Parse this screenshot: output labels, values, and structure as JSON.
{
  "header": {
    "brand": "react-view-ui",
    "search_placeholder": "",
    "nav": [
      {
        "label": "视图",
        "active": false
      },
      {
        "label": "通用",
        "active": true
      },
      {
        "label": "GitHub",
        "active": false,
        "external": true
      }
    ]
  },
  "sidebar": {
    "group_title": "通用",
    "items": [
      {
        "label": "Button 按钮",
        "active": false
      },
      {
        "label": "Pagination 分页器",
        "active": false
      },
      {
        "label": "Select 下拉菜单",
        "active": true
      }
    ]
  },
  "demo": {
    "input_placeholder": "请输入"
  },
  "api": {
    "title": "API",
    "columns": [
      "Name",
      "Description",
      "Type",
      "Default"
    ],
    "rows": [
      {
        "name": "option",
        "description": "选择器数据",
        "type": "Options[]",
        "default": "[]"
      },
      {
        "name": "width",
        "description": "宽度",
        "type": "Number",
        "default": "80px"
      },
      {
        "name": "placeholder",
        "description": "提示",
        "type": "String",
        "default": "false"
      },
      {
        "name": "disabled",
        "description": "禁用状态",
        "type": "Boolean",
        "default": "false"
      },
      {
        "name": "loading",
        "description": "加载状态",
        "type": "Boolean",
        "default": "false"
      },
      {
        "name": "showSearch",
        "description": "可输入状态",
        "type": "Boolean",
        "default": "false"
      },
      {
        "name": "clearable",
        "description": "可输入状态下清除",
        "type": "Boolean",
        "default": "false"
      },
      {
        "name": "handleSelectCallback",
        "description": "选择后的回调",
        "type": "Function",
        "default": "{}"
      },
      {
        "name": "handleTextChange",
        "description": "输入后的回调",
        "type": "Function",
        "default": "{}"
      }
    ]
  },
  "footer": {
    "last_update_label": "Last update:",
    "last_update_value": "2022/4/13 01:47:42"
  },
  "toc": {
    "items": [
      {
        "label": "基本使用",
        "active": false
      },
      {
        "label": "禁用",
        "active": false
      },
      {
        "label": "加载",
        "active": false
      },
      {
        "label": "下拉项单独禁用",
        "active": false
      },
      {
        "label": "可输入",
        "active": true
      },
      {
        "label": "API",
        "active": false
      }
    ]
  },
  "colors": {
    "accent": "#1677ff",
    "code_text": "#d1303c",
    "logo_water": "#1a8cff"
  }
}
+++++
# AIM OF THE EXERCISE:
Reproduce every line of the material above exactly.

# YOUR SOLUTION:
Parse this screenshot: output labels, values, and structure as JSON.
{
  "header": {
    "brand": "react-view-ui",
    "search_placeholder": "",
    "nav": [
      {
        "label": "视图",
        "active": false
      },
      {
        "label": "通用",
        "active": true
      },
      {
        "label": "GitHub",
        "active": false,
        "external": true
      }
    ]
  },
  "sidebar": {
    "group_title": "通用",
    "items": [
      {
        "label": "Button 按钮",
        "active": false
      },
      {
        "label": "Pagination 分页器",
        "active": false
      },
      {
        "label": "Select 下拉菜单",
        "active": true
      }
    ]
  },
  "demo": {
    "input_placeholder": "请输入"
  },
  "api": {
    "title": "API",
    "columns": [
      "Name",
      "Description",
      "Type",
      "Default"
    ],
    "rows": [
      {
        "name": "option",
        "description": "选择器数据",
        "type": "Options[]",
        "default": "[]"
      },
      {
        "name": "width",
        "description": "宽度",
        "type": "Number",
        "default": "80px"
      },
      {
        "name": "placeholder",
        "description": "提示",
        "type": "String",
        "default": "false"
      },
      {
        "name": "disabled",
        "description": "禁用状态",
        "type": "Boolean",
        "default": "false"
      },
      {
        "name": "loading",
        "description": "加载状态",
        "type": "Boolean",
        "default": "false"
      },
      {
        "name": "showSearch",
        "description": "可输入状态",
        "type": "Boolean",
        "default": "false"
      },
      {
        "name": "clearable",
        "description": "可输入状态下清除",
        "type": "Boolean",
        "default": "false"
      },
      {
        "name": "handleSelectCallback",
        "description": "选择后的回调",
        "type": "Function",
        "default": "{}"
      },
      {
        "name": "handleTextChange",
        "description": "输入后的回调",
        "type": "Function",
        "default": "{}"
      }
    ]
  },
  "footer": {
    "last_update_label": "Last update:",
    "last_update_value": "2022/4/13 01:47:42"
  },
  "toc": {
    "items": [
      {
        "label": "基本使用",
        "active": false
      },
      {
        "label": "禁用",
        "active": false
      },
      {
        "label": "加载",
        "active": false
      },
      {
        "label": "下拉项单独禁用",
        "active": false
      },
      {
        "label": "可输入",
        "active": true
      },
      {
        "label": "API",
        "active": false
      }
    ]
  },
  "colors": {
    "accent": "#1677ff",
    "code_text": "#d1303c",
    "logo_water": "#1a8cff"
  }
}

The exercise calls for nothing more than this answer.